Damn you, Kevin Pasquino and your well-written review! I agree with all of it. Not as good as the first but well-done and pretty character-driven. More than ever, you equate bad boy Tony Stark with bad boy Downey but his momentary fall from grace is justified in the film. That was an uncomfortable scene, drunk Tony in his suit, especially as I think it featured the late DJ AM. Wasted potential indeed.
Yes, Black Widow’s presence didn’t make a ton of sense, and between all the action sequences and other plot points the opportunity for a good love triangle between Tony, Pepper and Natalie/Natasha was wasted.

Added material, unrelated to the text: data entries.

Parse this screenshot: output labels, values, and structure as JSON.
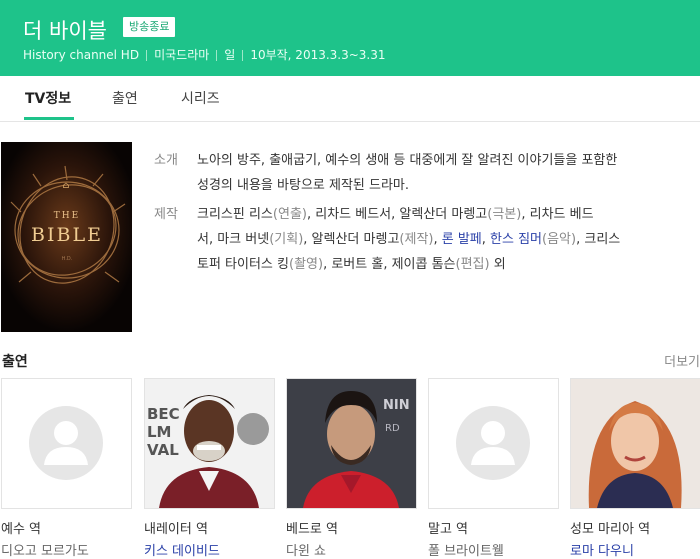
{
  "header": {
    "title": "더 바이블",
    "badge": "방송종료",
    "meta": [
      "History channel HD",
      "미국드라마",
      "일",
      "10부작, 2013.3.3~3.31"
    ]
  },
  "tabs": [
    "TV정보",
    "출연",
    "시리즈"
  ],
  "poster": {
    "text": "THE BIBLE"
  },
  "info": {
    "intro_label": "소개",
    "intro": [
      "노아의 방주, 출애굽기, 예수의 생애 등 대중에게 잘 알려진 이야기들을 포함한",
      "성경의 내용을 바탕으로 제작된 드라마."
    ],
    "prod_label": "제작",
    "prod": [
      [
        [
          "크리스핀 리스",
          "n"
        ],
        [
          "(연출)",
          "s"
        ],
        [
          ", 리차드 베드서, 알렉산더 마렝고",
          "n"
        ],
        [
          "(극본)",
          "s"
        ],
        [
          ", 리차드 베드",
          "n"
        ]
      ],
      [
        [
          "서, 마크 버넷",
          "n"
        ],
        [
          "(기획)",
          "s"
        ],
        [
          ", 알렉산더 마렝고",
          "n"
        ],
        [
          "(제작)",
          "s"
        ],
        [
          ", ",
          "n"
        ],
        [
          "론 발페",
          "l"
        ],
        [
          ", ",
          "n"
        ],
        [
          "한스 짐머",
          "l"
        ],
        [
          "(음악)",
          "s"
        ],
        [
          ", 크리스",
          "n"
        ]
      ],
      [
        [
          "토퍼 타이터스 킹",
          "n"
        ],
        [
          "(촬영)",
          "s"
        ],
        [
          ", 로버트 홀, 제이콥 톰슨",
          "n"
        ],
        [
          "(편집)",
          "s"
        ],
        [
          " 외",
          "n"
        ]
      ]
    ]
  },
  "cast": {
    "title": "출연",
    "more": "더보기",
    "items": [
      {
        "role": "예수 역",
        "actor": "디오고 모르가도",
        "link": false,
        "photo": "placeholder"
      },
      {
        "role": "내레이터 역",
        "actor": "키스 데이비드",
        "link": true,
        "photo": "keith"
      },
      {
        "role": "베드로 역",
        "actor": "다윈 쇼",
        "link": false,
        "photo": "darwin"
      },
      {
        "role": "말고 역",
        "actor": "폴 브라이트웰",
        "link": false,
        "photo": "placeholder"
      },
      {
        "role": "성모 마리아 역",
        "actor": "로마 다우니",
        "link": true,
        "photo": "roma"
      }
    ]
  }
}
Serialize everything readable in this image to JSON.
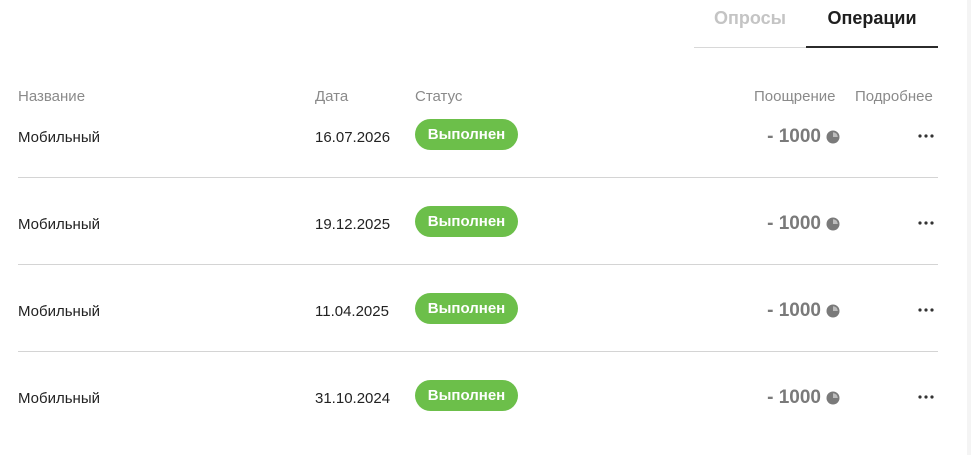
{
  "tabs": [
    {
      "label": "Опросы",
      "active": false
    },
    {
      "label": "Операции",
      "active": true
    }
  ],
  "table": {
    "headers": {
      "name": "Название",
      "date": "Дата",
      "status": "Статус",
      "reward": "Поощрение",
      "details": "Подробнее"
    },
    "rows": [
      {
        "name": "Мобильный",
        "date": "16.07.2026",
        "status": "Выполнен",
        "reward": "- 1000"
      },
      {
        "name": "Мобильный",
        "date": "19.12.2025",
        "status": "Выполнен",
        "reward": "- 1000"
      },
      {
        "name": "Мобильный",
        "date": "11.04.2025",
        "status": "Выполнен",
        "reward": "- 1000"
      },
      {
        "name": "Мобильный",
        "date": "31.10.2024",
        "status": "Выполнен",
        "reward": "- 1000"
      }
    ]
  },
  "icons": {
    "reward": "coin-icon",
    "details": "more-horizontal-icon"
  },
  "colors": {
    "status_done": "#6cbf4a",
    "tab_inactive": "#c4c4c4",
    "tab_active": "#1f1f1f",
    "reward_text": "#7a7a7a"
  }
}
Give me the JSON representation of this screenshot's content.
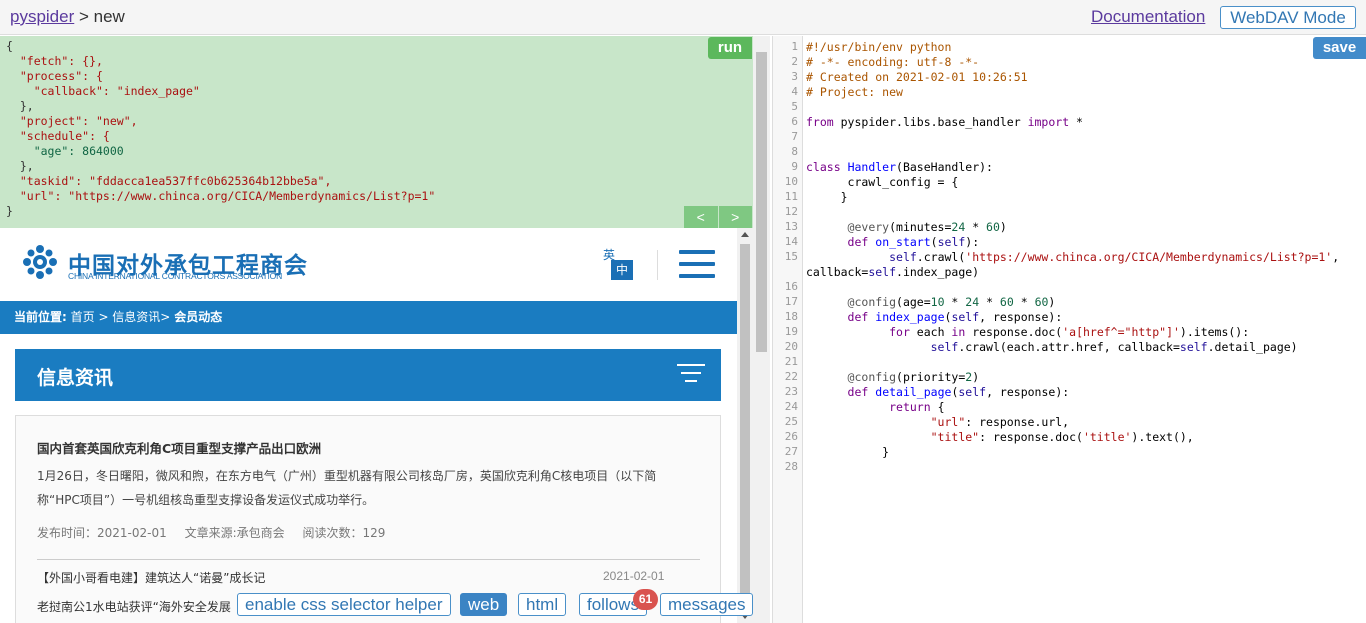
{
  "header": {
    "app_link": "pyspider",
    "separator": " > ",
    "project": "new",
    "documentation_link": "Documentation",
    "webdav_button": "WebDAV Mode"
  },
  "task_panel": {
    "run_button": "run",
    "prev_button": "<",
    "next_button": ">",
    "lines": [
      "{",
      "  \"fetch\": {},",
      "  \"process\": {",
      "    \"callback\": \"index_page\"",
      "  },",
      "  \"project\": \"new\",",
      "  \"schedule\": {",
      "    \"age\": 864000",
      "  },",
      "  \"taskid\": \"fddacca1ea537ffc0b625364b12bbe5a\",",
      "  \"url\": \"https://www.chinca.org/CICA/Memberdynamics/List?p=1\"",
      "}"
    ]
  },
  "preview": {
    "logo_cn": "中国对外承包工程商会",
    "logo_en": "CHINA INTERNATIONAL CONTRACTORS ASSOCIATION",
    "lang_en": "英",
    "lang_zh": "中",
    "location_label": "当前位置:",
    "location_path": " 首页 > 信息资讯> ",
    "location_current": "会员动态",
    "section_title": "信息资讯",
    "article": {
      "title": "国内首套英国欣克利角C项目重型支撑产品出口欧洲",
      "description": "1月26日，冬日曙阳，微风和煦，在东方电气（广州）重型机器有限公司核岛厂房，英国欣克利角C核电项目（以下简称“HPC项目”）一号机组核岛重型支撑设备发运仪式成功举行。",
      "publish_time": "发布时间：2021-02-01",
      "source": "文章来源:承包商会",
      "reads": "阅读次数：129"
    },
    "article2": {
      "title": "【外国小哥看电建】建筑达人“诺曼”成长记",
      "date": "2021-02-01"
    },
    "article3": {
      "title": "老挝南公1水电站获评“海外安全发展"
    }
  },
  "toolbar": {
    "css_helper": "enable css selector helper",
    "web": "web",
    "html": "html",
    "follows": "follows",
    "follows_count": "61",
    "messages": "messages"
  },
  "editor": {
    "save_button": "save",
    "line_numbers": [
      "1",
      "2",
      "3",
      "4",
      "5",
      "6",
      "7",
      "8",
      "9",
      "10",
      "11",
      "12",
      "13",
      "14",
      "15",
      "",
      "16",
      "17",
      "18",
      "19",
      "20",
      "21",
      "22",
      "23",
      "24",
      "25",
      "26",
      "27",
      "28"
    ]
  },
  "colors": {
    "task_bg": "#c8e6c9",
    "run_green": "#5cb85c",
    "save_blue": "#428bca",
    "site_blue": "#1a7cc1",
    "badge_red": "#d9534f"
  }
}
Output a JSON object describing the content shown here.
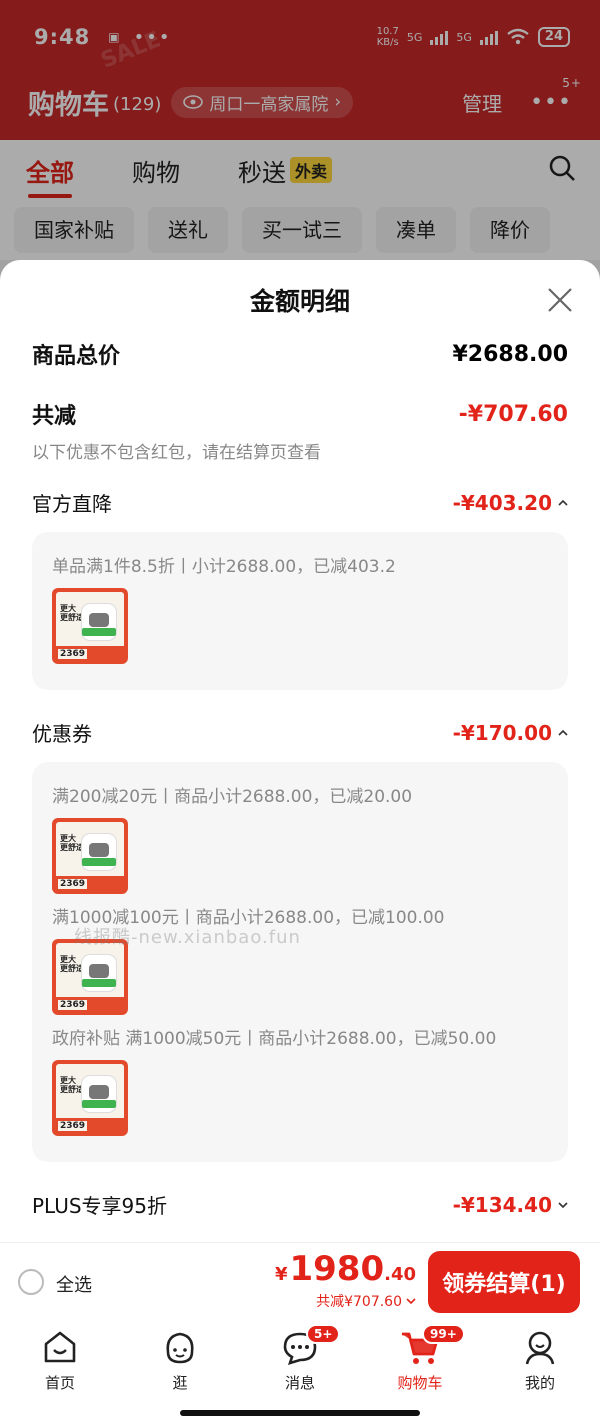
{
  "status_bar": {
    "time": "9:48",
    "net_speed_top": "10.7",
    "net_speed_bottom": "KB/s",
    "sig1": "5G",
    "sig2": "5G",
    "battery": "24"
  },
  "header": {
    "deco": "SALE",
    "title": "购物车",
    "count": "(129)",
    "address": "周口一高家属院",
    "manage": "管理",
    "more_badge": "5+"
  },
  "tabs": [
    {
      "label": "全部"
    },
    {
      "label": "购物"
    },
    {
      "label": "秒送"
    }
  ],
  "takeout_tag": "外卖",
  "chips": [
    "国家补贴",
    "送礼",
    "买一试三",
    "凑单",
    "降价"
  ],
  "sheet": {
    "title": "金额明细",
    "total_label": "商品总价",
    "total_value": "¥2688.00",
    "discount_label": "共减",
    "discount_value": "-¥707.60",
    "hint": "以下优惠不包含红包，请在结算页查看",
    "official": {
      "label": "官方直降",
      "value": "-¥403.20"
    },
    "official_rule": "单品满1件8.5折丨小计2688.00，已减403.2",
    "coupon": {
      "label": "优惠券",
      "value": "-¥170.00"
    },
    "coupon_rules": [
      "满200减20元丨商品小计2688.00，已减20.00",
      "满1000减100元丨商品小计2688.00，已减100.00",
      "政府补贴 满1000减50元丨商品小计2688.00，已减50.00"
    ],
    "plus": {
      "label": "PLUS专享95折",
      "value": "-¥134.40"
    },
    "thumb": {
      "line1": "更大",
      "line2": "更舒适",
      "price": "2369"
    },
    "watermark": "线报酷-new.xianbao.fun"
  },
  "checkout": {
    "select_all": "全选",
    "currency": "¥",
    "price_int": "1980",
    "price_dec": ".40",
    "saved": "共减¥707.60",
    "button": "领券结算(1)"
  },
  "nav": {
    "items": [
      {
        "label": "首页",
        "icon": "home-icon"
      },
      {
        "label": "逛",
        "icon": "browse-icon"
      },
      {
        "label": "消息",
        "icon": "message-icon"
      },
      {
        "label": "购物车",
        "icon": "cart-icon"
      },
      {
        "label": "我的",
        "icon": "profile-icon"
      }
    ],
    "msg_badge": "5+",
    "cart_badge": "99+"
  },
  "colors": {
    "accent": "#e2231a",
    "header_bg": "#c8292a"
  }
}
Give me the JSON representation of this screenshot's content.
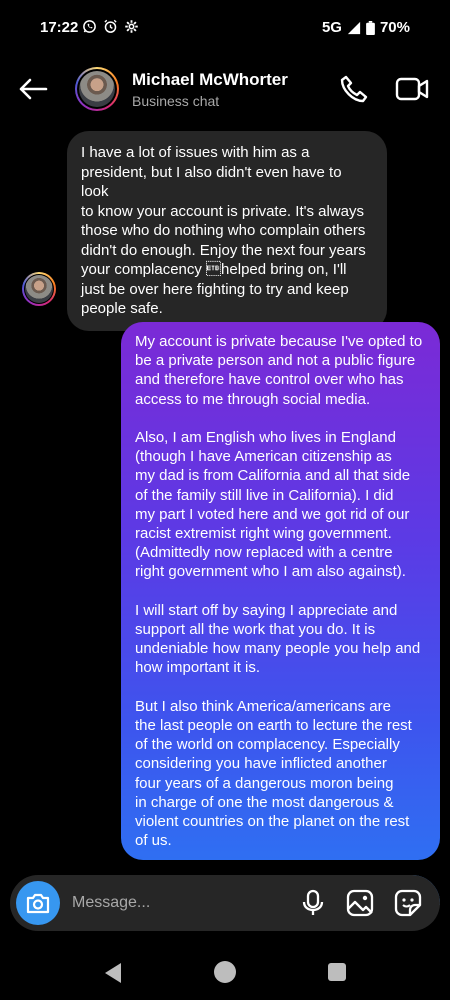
{
  "status_bar": {
    "time": "17:22",
    "network": "5G",
    "battery": "70%",
    "icons": [
      "whatsapp-icon",
      "alarm-icon",
      "settings-icon",
      "signal-icon",
      "battery-icon"
    ]
  },
  "header": {
    "contact_name": "Michael McWhorter",
    "subtitle": "Business chat",
    "icons": [
      "back-arrow-icon",
      "phone-icon",
      "video-camera-icon"
    ]
  },
  "messages": [
    {
      "direction": "received",
      "text": "I have a lot of issues with him as a\npresident, but I also didn't even have to look\nto know your account is private. It's always\nthose who do nothing who complain others\ndidn't do enough. Enjoy the next four years\nyour complacency \u0017helped bring on, I'll\njust be over here fighting to try and keep\npeople safe."
    },
    {
      "direction": "sent",
      "text": "My account is private because I've opted to\nbe a private person and not a public figure\nand therefore have control over who has\naccess to me through social media.\n\nAlso, I am English who lives in England\n(though I have American citizenship as\nmy dad is from California and all that side\nof the family still live in California). I did\nmy part I voted here and we got rid of our\nracist extremist right wing government.\n(Admittedly now replaced with a centre\nright government who I am also against).\n\nI will start off by saying I appreciate and\nsupport all the work that you do. It is\nundeniable how many people you help and\nhow important it is.\n\nBut I also think America/americans are\nthe last people on earth to lecture the rest\nof the world on complacency. Especially\nconsidering you have inflicted another\nfour years of a dangerous moron being\nin charge of one the most dangerous &\nviolent countries on the planet on the rest\nof us."
    }
  ],
  "composer": {
    "placeholder": "Message...",
    "icons": [
      "camera-icon",
      "microphone-icon",
      "gallery-icon",
      "sticker-icon"
    ]
  },
  "colors": {
    "background": "#000000",
    "received_bubble": "#262626",
    "sent_gradient_top": "#7b2ad6",
    "sent_gradient_bottom": "#2f6ff2",
    "camera_button": "#3797f0",
    "secondary_text": "#a8a8a8"
  }
}
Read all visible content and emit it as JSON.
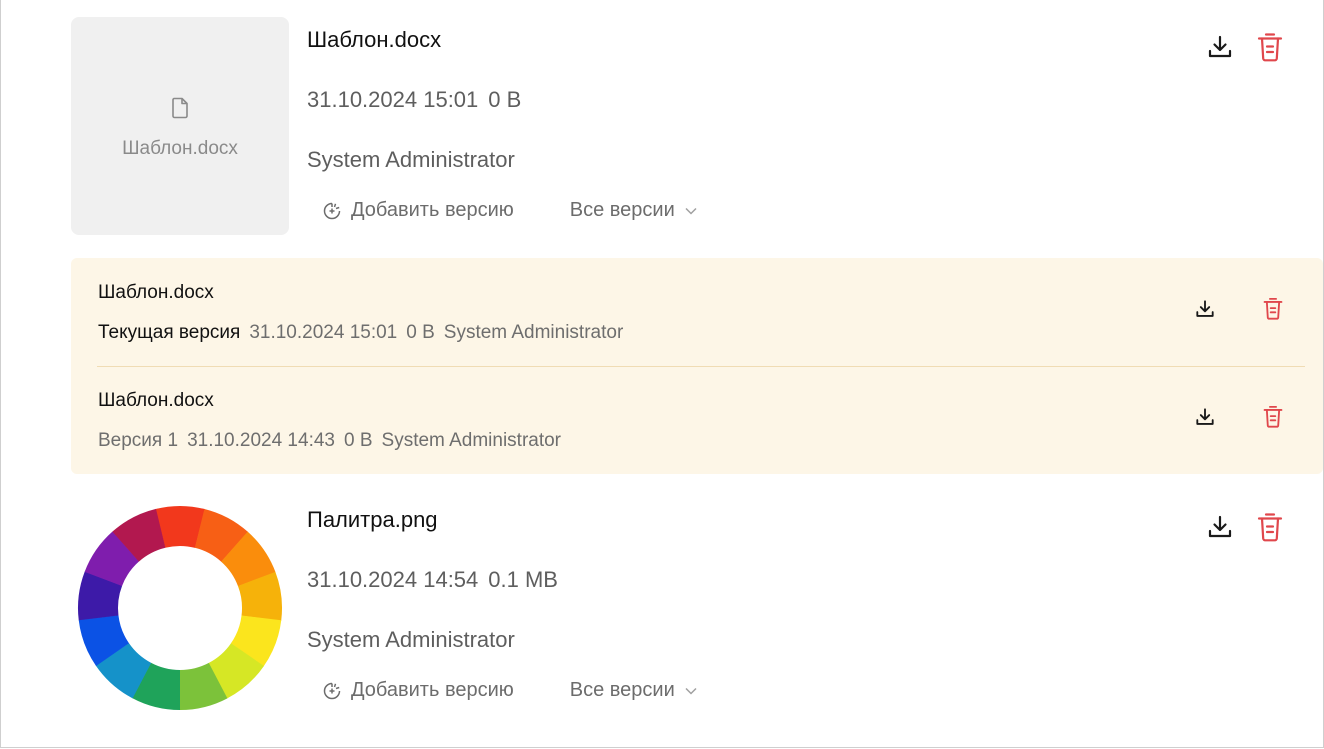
{
  "files": [
    {
      "name": "Шаблон.docx",
      "date": "31.10.2024 15:01",
      "size": "0 B",
      "author": "System Administrator",
      "thumb_label": "Шаблон.docx",
      "thumb_icon": "document-icon",
      "add_version_label": "Добавить версию",
      "all_versions_label": "Все версии"
    },
    {
      "name": "Палитра.png",
      "date": "31.10.2024 14:54",
      "size": "0.1 MB",
      "author": "System Administrator",
      "thumb_icon": "color-wheel-image",
      "add_version_label": "Добавить версию",
      "all_versions_label": "Все версии"
    }
  ],
  "versions": [
    {
      "name": "Шаблон.docx",
      "label": "Текущая версия",
      "date": "31.10.2024 15:01",
      "size": "0 B",
      "author": "System Administrator"
    },
    {
      "name": "Шаблон.docx",
      "label": "Версия 1",
      "date": "31.10.2024 14:43",
      "size": "0 B",
      "author": "System Administrator"
    }
  ],
  "colors": {
    "delete_icon": "#e0474c",
    "versions_panel_bg": "#fdf6e7",
    "thumb_bg": "#f0f0f0"
  },
  "icons": {
    "download": "download-icon",
    "delete": "trash-icon",
    "add_version": "add-version-icon",
    "chevron": "chevron-down-icon"
  }
}
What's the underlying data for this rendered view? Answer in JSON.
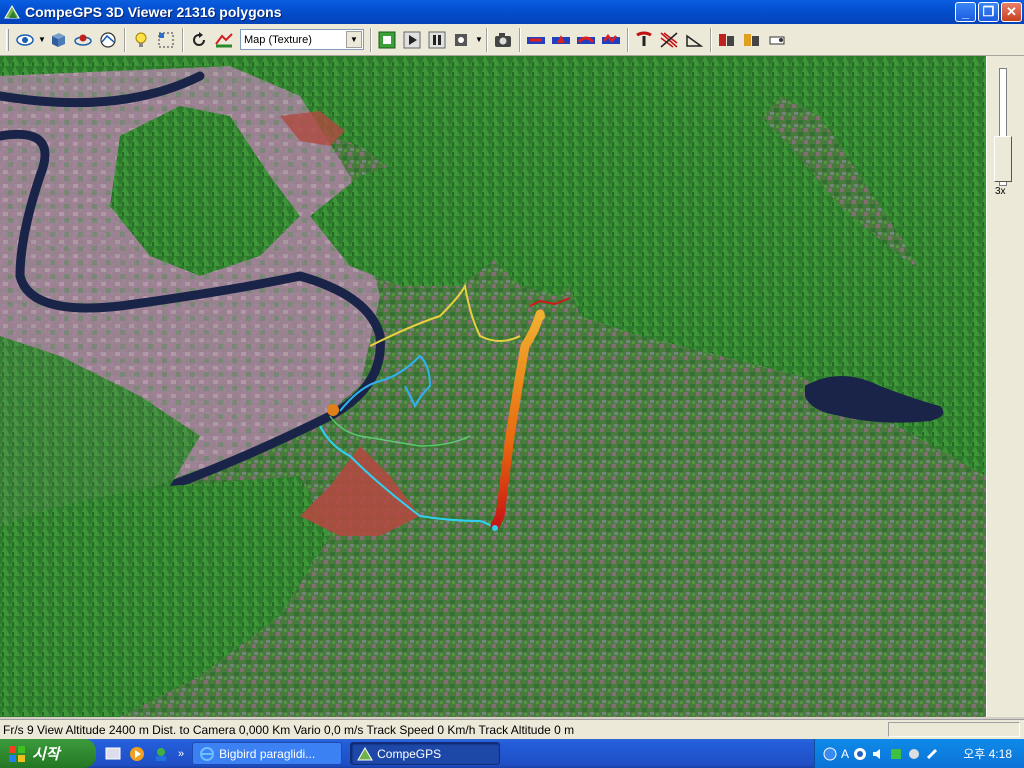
{
  "window": {
    "title": "CompeGPS 3D Viewer 21316 polygons"
  },
  "toolbar": {
    "map_select_value": "Map (Texture)"
  },
  "right_panel": {
    "zoom_label": "3x"
  },
  "status": {
    "text": "Fr/s 9 View Altitude 2400 m Dist. to Camera 0,000 Km Vario 0,0 m/s Track Speed 0 Km/h Track Altitude 0 m"
  },
  "taskbar": {
    "start_label": "시작",
    "tasks": [
      {
        "label": "Bigbird paraglidi..."
      },
      {
        "label": "CompeGPS"
      }
    ],
    "clock": "오후 4:18",
    "tray_letter": "A"
  },
  "colors": {
    "track_orange": "#f08a1a",
    "track_red": "#d81818",
    "track_yellow": "#e8d040",
    "track_cyan": "#30d0f0",
    "river": "#1a2448"
  }
}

Vanko/Whiplash knowing Stark would be driving didn’t make sense, nor did it make much sense that one dude could get all those drones together plus a kickass new set of armor in what appeared to be a couple days. Still, I can’t say that the logical failures didn’t all lead to some good action scenes, although I did find IM2’s climax to have much less real threat and personality than the one in the first film.
As far as acting, Downey is still great, a delightful rogue who mostly has the right idea but doesn’t have time to explain it you. Some of the best scenes find him spitting out big chunks of dialogue while fidgeting, preening, always trying to seduce whoever he’s speaking to, whether an individual or crowd of thousands. Cheadle brings little to James Rhodes, ScarJo is mostly wooden and her hair looks weird. Clark Gregg and Garry Shandling are suitably unctuous. Rockwell is great as the Stark wannabe, and Paltrow makes the most of her meager chances. You really do feel like she’s someone for whom you’d want to improve yourself. Rourke does his best with his inexpressive, ruined face, bad Russian accent and beer gut. He seems to have shown up on set with his own clothes and cockatoo and talked director Favreau into using all of it. Actually, Favreau seemed to want to make up for Rourke’s mug by letting the hair appliances and dye, costume, bird, constant toothpick and tattoos do the acting instead.
It’s not that the film really answers the question of whether the greatest inventions and weapons of modern times should be entrusted to one spoiled genius fairly—the answer is yes here because Downey’s charisma will charm a yes out of you. At least it asks the question, though. A question the movie raised with me, though is why Gene Colan (along with Bob Layton, John Byrne, the Romitas, Matt Fraction and others) gets a Special Thanks in the end credits but apparently within the millions spent on the film and its promotion, no one can kick in a few grand to take care of his medical bills. I’m not talking about a creator credit, ownership or anything like that, just a small bit of money. It’s a well-made film, however.